In terms of elected positions (class officers, Honor Council, Student Government Association, National Honor Society, Youth Leadership Council) there are more than 50 opportunities for students in the Upper School. There are additional leadership opportunities within subject-area Honor Societies (Mu Alpha Theta, Foreign Language) and student-organized clubs (33 this year). We have 35 ambassadors (two head ambassadors this year), as well as team and band captains.
Randolph not only provides extraordinary opportunities for our students, but great responsibilities. One of these responsibilities is a commitment to community. Day of Service, part of our Homecoming, exposes students to areas of need within our community. This year, 278 students and 24 faculty members took part in 12 service opportunities, giving approximately 900 hours of service to their city.
A senior class gift is another way for students to realize their potential impact. This year, a group of seniors volunteered with the Alumni Office to plan and implement new student/alumni programming. One of the projects of focus was the Senior Class Gift. The group, now known as the Cupola Club, generated one of the most successful class gift campaigns in Randolph’s history and will hopefully serve as a model in the years ahead. Their idea was to establish a fund in support of the freshman class interim trip. The class reached 97% participation and almost $7,000 in commitments, which equates to nearly $1,400 a year in support of the freshman class trip in each of the next five years.
Finally, the graphics for this blog post were created by the students in Graphic Design II, working as a team to develop an overall concept and then offering individual pieces within that idea. Real-world projects in Graphic Design have included designing logos and materials for local companies and, most recently, our students designed the School’s signature print piece, the admissions storybook, a yearlong project which involved the entire School community contributing through the hashtag #rstories13. This post was also a team effort among a group of teachers and administrators, who worked together to come up with the idea, and then involved the students.
Over the next few weeks and into the summer, we will celebrate the accomplishments of our newest graduates, including their Capstone Projects, their contributions to the Senior Art Expo, and thoughts about their Randolph journey. Meet the Class of 2015 on Instagram or search using the hashtag #rgrads.
Join the conversation! If you are an alumnus/a or the parent of one, what did you or your child gain from their time at Randolph? Click here to submit a comment, or leave a comment on this post, or share a picture on Instagram, Twitter or our Facebook page, and tag it #rgrads.
About the illustrations: "After deciding what would represent the 'thing' seniors take with them, we brought an object from home or found it in the theater department prop room. We then arranged each 'thing' and took multiple shots. After deciding the best one, we placed those photographs in Adobe Illustrator and made the sketchy looking drawings to help fully represent the entire scope of what we were trying to communicate. The sketch in blue seemed to represent what Randolph adds: the 'Character' in the compass, the question in the magnifying glass. Without the blue of Randolph, they are just items," explains Peter Townsend, Upper School art teacher.

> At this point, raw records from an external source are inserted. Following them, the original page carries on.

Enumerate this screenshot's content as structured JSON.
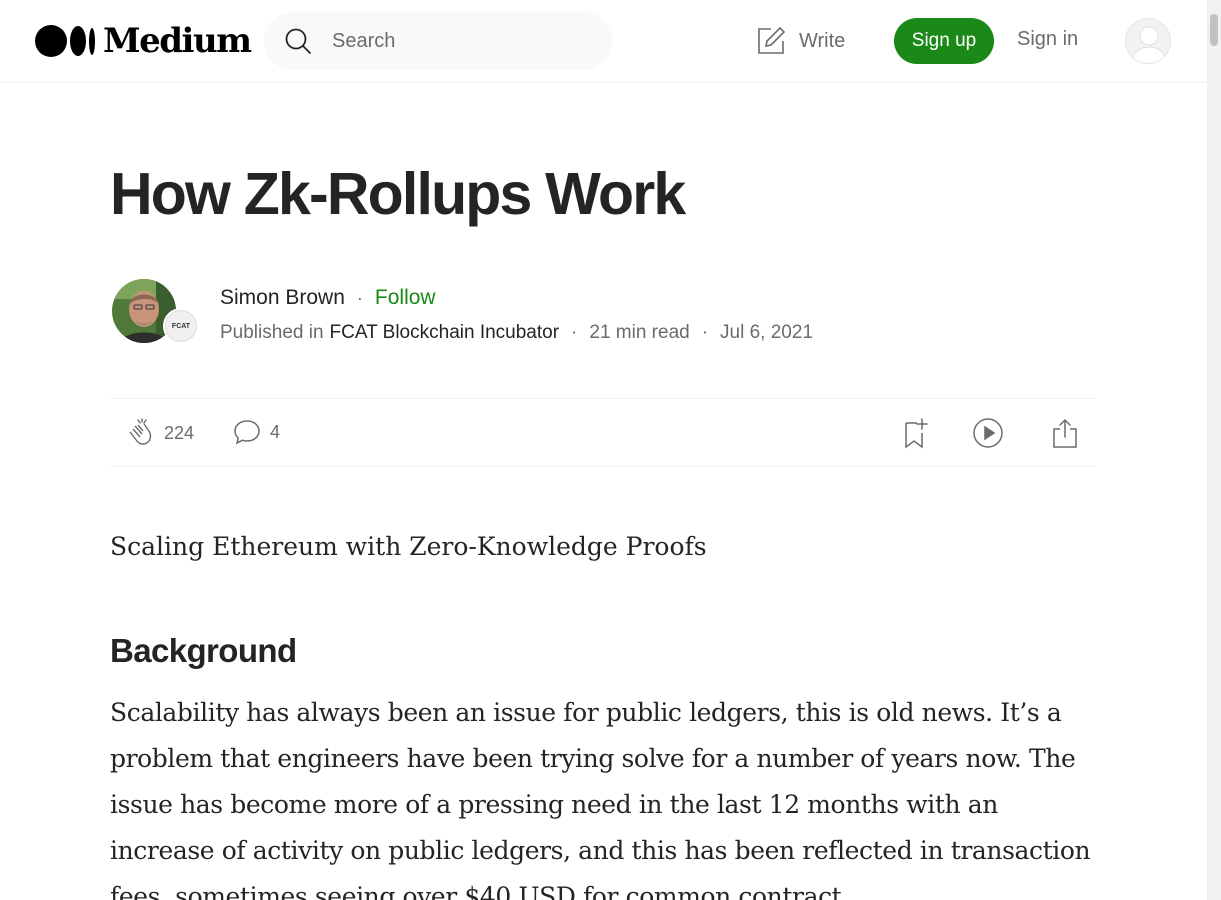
{
  "header": {
    "logo_text": "Medium",
    "search_placeholder": "Search",
    "write_label": "Write",
    "signup_label": "Sign up",
    "signin_label": "Sign in"
  },
  "article": {
    "title": "How Zk-Rollups Work",
    "author": {
      "name": "Simon Brown",
      "follow_label": "Follow"
    },
    "publication": {
      "prefix": "Published in",
      "name": "FCAT Blockchain Incubator",
      "logo_text": "FCAT"
    },
    "read_time": "21 min read",
    "date": "Jul 6, 2021",
    "claps": "224",
    "responses": "4",
    "subtitle": "Scaling Ethereum with Zero-Knowledge Proofs",
    "section_heading": "Background",
    "body": "Scalability has always been an issue for public ledgers, this is old news. It’s a problem that engineers have been trying solve for a number of years now. The issue has become more of a pressing need in the last 12 months with an increase of activity on public ledgers, and this has been reflected in transaction fees, sometimes seeing over $40 USD for common contract"
  },
  "colors": {
    "accent_green": "#1a8917",
    "text_primary": "#242424",
    "text_secondary": "#6b6b6b"
  },
  "icons": [
    "search-icon",
    "write-icon",
    "clap-icon",
    "comment-icon",
    "bookmark-add-icon",
    "play-icon",
    "share-icon",
    "user-avatar-icon"
  ]
}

Contributors to this post were Rusty Allen, Robin Barr, Glynn Below, Joe Freeman, Ryan Liese, Lauren Mosley (and she made the suitcase graphic), Jenna Pirani, Amy Scoggins, and Peter Townsend.